"Photographing Birds" is a pocket-sized book aimed at covering the full gamut of bird photography from equipment to a short list of places to take photographs of birds. In between, chapters include luring and stalking birds, photographing nesting and flight and special challenges like night photography and winter photography.
This book is apparently an update of a previous National Geographic book entitled "National Geographic Photography Field Guide: Birds". While I did not read that prior volume, this book has the feel of a job of cutting and pasting. For example, in the Getting Started chapter, there is an extensive discussion of film in the main text and then some sections that feel like they had just been appended on digital photography. The same section contains a discussion of catadioptric (mirror) lenses. No bird photographer I know would consider using such a lens today.
Two of the basic problems that any bird photographer will face are exposure and focus. There is no discussion in this book of how one might compensate for different lighting conditions and bird tonalities. There is a reference to the histogram, one of the most useful devices that digital SLR cameras offer for the control of exposure, but no explanation of this function. With regard to focus most modern cameras offer a choice between single focus and continuous focus and the selection of one or the other can greatly affect the images taken, but there is virtually no mention in this book.
The basic shortcoming is that while the book recognizes the problems of bird photography, there is very little practical advice. Even such a basic subject as depth-of-field is not included in the book.
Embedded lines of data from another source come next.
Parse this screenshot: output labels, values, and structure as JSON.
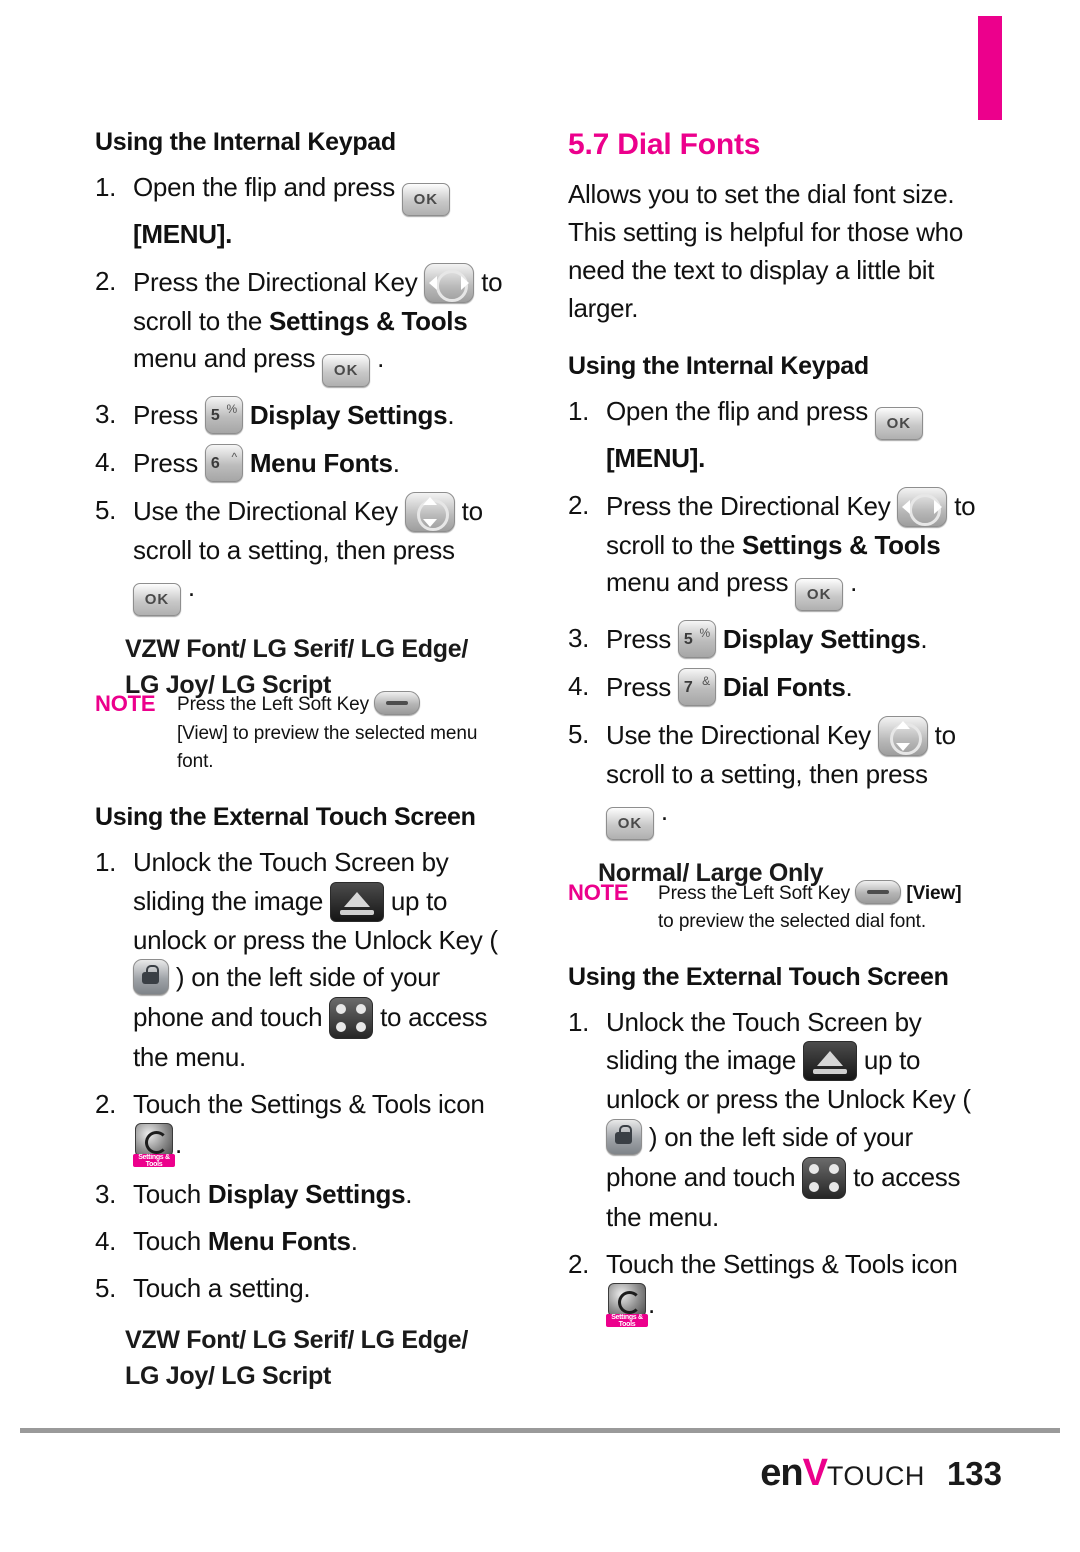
{
  "page": {
    "number": "133",
    "brand_en": "en",
    "brand_v": "V",
    "brand_touch": "TOUCH"
  },
  "left_column": {
    "heading_internal": "Using the Internal Keypad",
    "steps_internal": [
      {
        "num": "1.",
        "text_a": "Open the flip and press ",
        "key": "ok-key",
        "text_b": "",
        "bold_after": "[MENU]."
      },
      {
        "num": "2.",
        "text_a": "Press the Directional Key ",
        "key": "directional-key",
        "text_b": " to scroll to the ",
        "bold": "Settings & Tools",
        "text_c": " menu and press ",
        "key2": "ok-key",
        "text_d": " ."
      },
      {
        "num": "3.",
        "text_a": "Press ",
        "key": "num-key-5",
        "bold": "Display Settings",
        "text_b": "."
      },
      {
        "num": "4.",
        "text_a": "Press ",
        "key": "num-key-6",
        "bold": "Menu Fonts",
        "text_b": "."
      },
      {
        "num": "5.",
        "text_a": "Use the Directional Key ",
        "key": "directional-key",
        "text_b": " to scroll to a setting, then press ",
        "key2": "ok-key",
        "text_c": " ."
      }
    ],
    "fonts_line1": "VZW Font/ LG Serif/ LG Edge/",
    "fonts_line2": "LG Joy/ LG Script",
    "note_label": "NOTE",
    "note_text": "Press the Left Soft Key",
    "note_text2": "[View] to preview the selected menu font.",
    "heading_touch": "Using the External Touch Screen",
    "steps_touch": [
      {
        "num": "1.",
        "a": "Unlock the Touch Screen by sliding the image ",
        "b": " up to unlock or press the Unlock Key ( ",
        "c": " ) on the left side of your phone and touch ",
        "d": " to access the menu."
      },
      {
        "num": "2.",
        "a": "Touch the Settings & Tools icon ",
        "b": "."
      },
      {
        "num": "3.",
        "a": "Touch ",
        "bold": "Display Settings",
        "b": "."
      },
      {
        "num": "4.",
        "a": "Touch ",
        "bold": "Menu Fonts",
        "b": "."
      },
      {
        "num": "5.",
        "a": "Touch a setting.",
        "b": ""
      }
    ],
    "fonts2_line1": "VZW Font/ LG Serif/ LG Edge/",
    "fonts2_line2": "LG Joy/ LG Script"
  },
  "right_column": {
    "section_title": "5.7 Dial Fonts",
    "intro": "Allows you to set the dial font size. This setting is helpful for those who need the text to display a little bit larger.",
    "heading_internal": "Using the Internal Keypad",
    "steps_internal": [
      {
        "num": "1.",
        "text_a": "Open the flip and press ",
        "bold_after": "[MENU]."
      },
      {
        "num": "2.",
        "text_a": "Press the Directional Key ",
        "text_b": " to scroll to the ",
        "bold": "Settings & Tools",
        "text_c": " menu and press ",
        "text_d": " ."
      },
      {
        "num": "3.",
        "text_a": "Press ",
        "bold": "Display Settings",
        "text_b": "."
      },
      {
        "num": "4.",
        "text_a": "Press ",
        "bold": "Dial Fonts",
        "text_b": "."
      },
      {
        "num": "5.",
        "text_a": "Use the Directional Key ",
        "text_b": " to scroll to a setting, then press ",
        "text_c": " ."
      }
    ],
    "options_heading": "Normal/ Large Only",
    "note_label": "NOTE",
    "note_text": "Press the Left Soft Key",
    "note_text_bold": "[View]",
    "note_text2": "to preview the selected dial font.",
    "heading_touch": "Using the External Touch Screen",
    "steps_touch": [
      {
        "num": "1.",
        "a": "Unlock the Touch Screen by sliding the image ",
        "b": " up to unlock or press the Unlock Key ( ",
        "c": " ) on the left side of your phone and touch ",
        "d": " to access the menu."
      },
      {
        "num": "2.",
        "a": "Touch the Settings & Tools icon ",
        "b": "."
      }
    ]
  },
  "keys": {
    "ok_label": "OK",
    "num5_digit": "5",
    "num5_sub": "%",
    "num6_digit": "6",
    "num6_sub": "^",
    "num7_digit": "7",
    "num7_sub": "&",
    "settings_tools_caption": "Settings & Tools"
  },
  "colors": {
    "accent": "#ec008c",
    "text": "#111111",
    "rule": "#9a9a9a"
  }
}
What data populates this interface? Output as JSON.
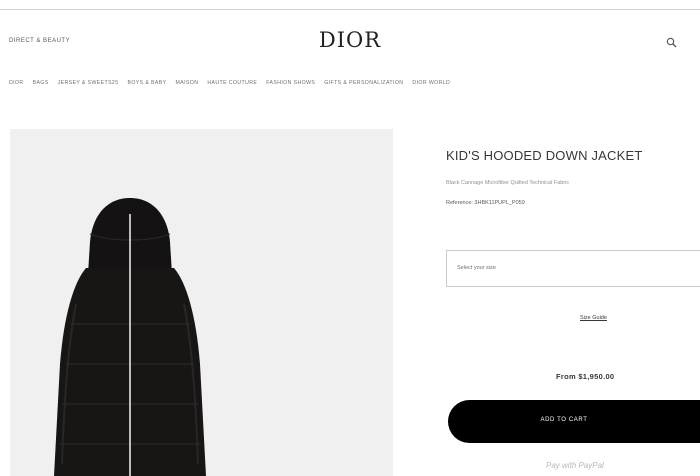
{
  "header": {
    "fashion_link": "DIRECT & BEAUTY",
    "logo": "DIOR",
    "search_icon": "search-icon"
  },
  "nav": {
    "items": [
      "DIOR",
      "BAGS",
      "JERSEY & SWEETS25",
      "BOYS & BABY",
      "MAISON",
      "HAUTE COUTURE",
      "FASHION SHOWS",
      "GIFTS & PERSONALIZATION",
      "DIOR WORLD"
    ]
  },
  "product": {
    "title": "KID'S HOODED DOWN JACKET",
    "subtitle": "Black Cannage Microfiber Quilted Technical Fabric",
    "reference": "Reference: 3HBK11PUPL_P059",
    "size_placeholder": "Select your size",
    "size_guide": "Size Guide",
    "price": "From $1,950.00",
    "add_to_cart": "ADD TO CART",
    "pay_later": "Pay with PayPal"
  },
  "colors": {
    "accent_rule": "#e8c9cf",
    "button_bg": "#000000",
    "image_bg": "#f0f0f0"
  }
}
For several years the gold standard for bird photography has been "The Art of Bird Photography" by Arthur Morris. It doesn't cover digital photography but it's still a lot more useful than this book. Morris has an e-book on digital bird photography which is available from his web site, but which he is not yet offering in a printed version.
The bottom line is that I cannot recommend this book for any photographer.